*** Begin section ***

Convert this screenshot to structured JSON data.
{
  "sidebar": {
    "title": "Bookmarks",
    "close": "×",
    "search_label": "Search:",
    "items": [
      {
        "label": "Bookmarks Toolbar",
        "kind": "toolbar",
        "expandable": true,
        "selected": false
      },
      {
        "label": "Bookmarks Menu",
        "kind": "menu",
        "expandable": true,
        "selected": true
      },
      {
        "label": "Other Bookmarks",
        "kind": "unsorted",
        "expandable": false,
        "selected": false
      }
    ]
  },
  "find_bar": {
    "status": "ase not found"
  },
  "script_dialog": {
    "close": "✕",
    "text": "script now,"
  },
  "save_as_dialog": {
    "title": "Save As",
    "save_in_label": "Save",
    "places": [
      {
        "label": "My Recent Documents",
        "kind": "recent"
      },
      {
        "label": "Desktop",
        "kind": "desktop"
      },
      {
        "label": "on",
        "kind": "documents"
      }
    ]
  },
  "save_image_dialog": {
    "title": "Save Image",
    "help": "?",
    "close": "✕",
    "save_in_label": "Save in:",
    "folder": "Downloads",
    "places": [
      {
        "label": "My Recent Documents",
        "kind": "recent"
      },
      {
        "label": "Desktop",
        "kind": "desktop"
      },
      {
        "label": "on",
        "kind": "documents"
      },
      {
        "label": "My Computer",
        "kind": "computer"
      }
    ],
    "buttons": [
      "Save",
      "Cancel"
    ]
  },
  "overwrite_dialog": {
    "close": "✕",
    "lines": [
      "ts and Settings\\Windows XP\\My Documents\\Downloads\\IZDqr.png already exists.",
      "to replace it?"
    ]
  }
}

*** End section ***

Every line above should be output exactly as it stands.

Convert this screenshot to structured JSON data.
{
  "sidebar": {
    "title": "Bookmarks",
    "close": "×",
    "search_label": "Search:",
    "items": [
      {
        "label": "Bookmarks Toolbar",
        "kind": "toolbar",
        "expandable": true,
        "selected": false
      },
      {
        "label": "Bookmarks Menu",
        "kind": "menu",
        "expandable": true,
        "selected": true
      },
      {
        "label": "Other Bookmarks",
        "kind": "unsorted",
        "expandable": false,
        "selected": false
      }
    ]
  },
  "find_bar": {
    "status": "ase not found"
  },
  "script_dialog": {
    "close": "✕",
    "text": "script now,"
  },
  "save_as_dialog": {
    "title": "Save As",
    "save_in_label": "Save",
    "places": [
      {
        "label": "My Recent Documents",
        "kind": "recent"
      },
      {
        "label": "Desktop",
        "kind": "desktop"
      },
      {
        "label": "on",
        "kind": "documents"
      }
    ]
  },
  "save_image_dialog": {
    "title": "Save Image",
    "help": "?",
    "close": "✕",
    "save_in_label": "Save in:",
    "folder": "Downloads",
    "places": [
      {
        "label": "My Recent Documents",
        "kind": "recent"
      },
      {
        "label": "Desktop",
        "kind": "desktop"
      },
      {
        "label": "on",
        "kind": "documents"
      },
      {
        "label": "My Computer",
        "kind": "computer"
      }
    ],
    "buttons": [
      "Save",
      "Cancel"
    ]
  },
  "overwrite_dialog": {
    "close": "✕",
    "lines": [
      "ts and Settings\\Windows XP\\My Documents\\Downloads\\IZDqr.png already exists.",
      "to replace it?"
    ]
  }
}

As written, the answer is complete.